It's been over a month since we’ve done one of these so our pick of the best* and most interesting screen-related articles and features from around the web is well overdue.
To coincide with the arrival in cinemas of the next Marvel Cinematic Universe instalment Captain America: Civil War, David Larsen goes long and fascinating for the NZ Festival’s ARTicle site on shared universes – the good the bad and the indifferent:
So, “continuity”: the thing that ties shared narrative universes together. It’s the rule that says Killgrave will not turn up in Captain America: Civil War and Kilgrave will not turn up in an issue of any of the many Avengers comics titles: Killgrave belongs to the comics universe and Kilgrave belongs to the film and TV one. So in theory Captain America: Civil War might feature Kilgrave, and Jessica, and Matt Murdock, from the Netflix Daredevil series, although not Matt Murdock from the 2003 Ben Affleck movie, which belongs to a different continuity. Affleck is in any case busy being Batman in a different shared universe again.
The essay also becomes a lovely review of 10 Cloverfield Lane which is a bonus because Larsen's reviewing has been restricted of late.
Idris Elba has two films in cinemas already this year with three more to come, including Bastille Day which is due out this month. Despite his huge recent success, he is surprisingly little known so this profile by Johnny Davis in the UK Esquire magazine is very welcome:

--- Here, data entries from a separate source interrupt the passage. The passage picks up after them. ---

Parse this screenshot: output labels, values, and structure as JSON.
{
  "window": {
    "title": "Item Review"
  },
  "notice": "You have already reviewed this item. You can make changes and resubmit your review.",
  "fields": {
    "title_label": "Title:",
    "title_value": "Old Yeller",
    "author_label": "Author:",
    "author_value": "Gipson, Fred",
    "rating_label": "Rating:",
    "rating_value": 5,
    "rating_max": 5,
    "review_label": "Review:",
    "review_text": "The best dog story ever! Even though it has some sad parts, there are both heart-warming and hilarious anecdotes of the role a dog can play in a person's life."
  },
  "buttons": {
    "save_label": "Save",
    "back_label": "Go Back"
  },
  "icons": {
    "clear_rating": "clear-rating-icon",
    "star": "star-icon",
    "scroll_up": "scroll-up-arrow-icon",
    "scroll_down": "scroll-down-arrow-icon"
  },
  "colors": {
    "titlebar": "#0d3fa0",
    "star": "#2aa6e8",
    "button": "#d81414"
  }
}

He's got a lot on. There's the increasingly high-profile Hollywood career — five films released in 2016, including this summer's latest Star Trek blockbuster. There's his production company, Green Door Pictures, established partly to develop ideas Elba felt were under-represented on the screen and partly to show the world something of his own personal passions, of which there are many. Channel 4's How Hip Hop Changed The World was followed by Idris Elba's How Clubbing Changed The World, our host cheerfully introducing himself as "Idris Elba: DJ, actor, lifelong raver". The 2015 series Idris Elba: No Limits saw the former Ford factory worker throwing himself into rally driving and aerobatics before breaking Malcolm Campbell's land speed record racing a Bentley Continental across the Pendine Sands. There's the aforementioned DJing which has taken him from Glastonbury to Ibiza, and seen him support Madonna at The O2.
After years as a blockbuster journeyman, Jon Favreau is finally getting his due with a think-pieces and a smash hit version of The Jungle Book crushing it in cinemas all over the world. Sam Adams at Slate surveys the career of someone he calls “an arranger” rather than “a creator”:
Although Favreau’s movies have received ample recognition, both from critics and at the box office, there have been few attempts to address them as a body of work. Favreau is the ghost in the highly successful machine. Directing movies, Favreau told the L.A. Times, is “not something I would do if nobody was watching them, like Van Gogh painting for himself,” which may be why it’s so difficult to sniff out recurring themes in his work, the telltale scent that differentiates the auteur from the craftsman. As muddled and sometimes infuriating as it can be, Zack Snyder’s Batman v Superman feels personal in a way Favreau’s Iron Man movies do not—vapid, tedious, and overblown, but fully committed to Snyder’s own ludicrous vision.
Until recently, vain actors were limited to makeup, flattering lighting, corsets, plastic surgery, Botox, crash diets, personal trainers, steroids, muscle suits, color grading, lenses and filters, body doubles, and spray-on abs. Now they also have software: Zits vanish with a click. Wrinkles disappear. Abs harden. Jawlines sharpen. Cellulite vanishes. “In postproduction, if they want your nose to be a little smaller or a little bigger, that’s up to them, man,” says actor Michael Shannon. “Some attractive person gets out of a swimming pool dripping wet? Nobody wants to see how they really look: It’s fantasy.”
Terrence Malick’s Knight of Cups went straight to video in NZ (reviewed by Dan Slevin for Widescreen). It was a dramatic change of pace for former Batman Christian Bale who describes Malick’s process in this interview with Sophie Monks Kaufman for Little White Lies:
Was there anything from the shoot that you regret is not in the finished film?
I don’t remember. Terry’s a great destroyer of vanity. You might do something where normally you’d think, ‘Wow, man, I did a really good scene,’ then you’d look up and the camera’s looking over that way instead. You learn, ‘Right, just do it for yourself and then if he does decide to turn the camera around, don’t try to repeat what you just did. Alright, so it might not be as great, or dramatic, or memorable but, just keep it truthful.’ That was all that he ever looked for.
[*May not be the actual best. We haven't read the entire internet.]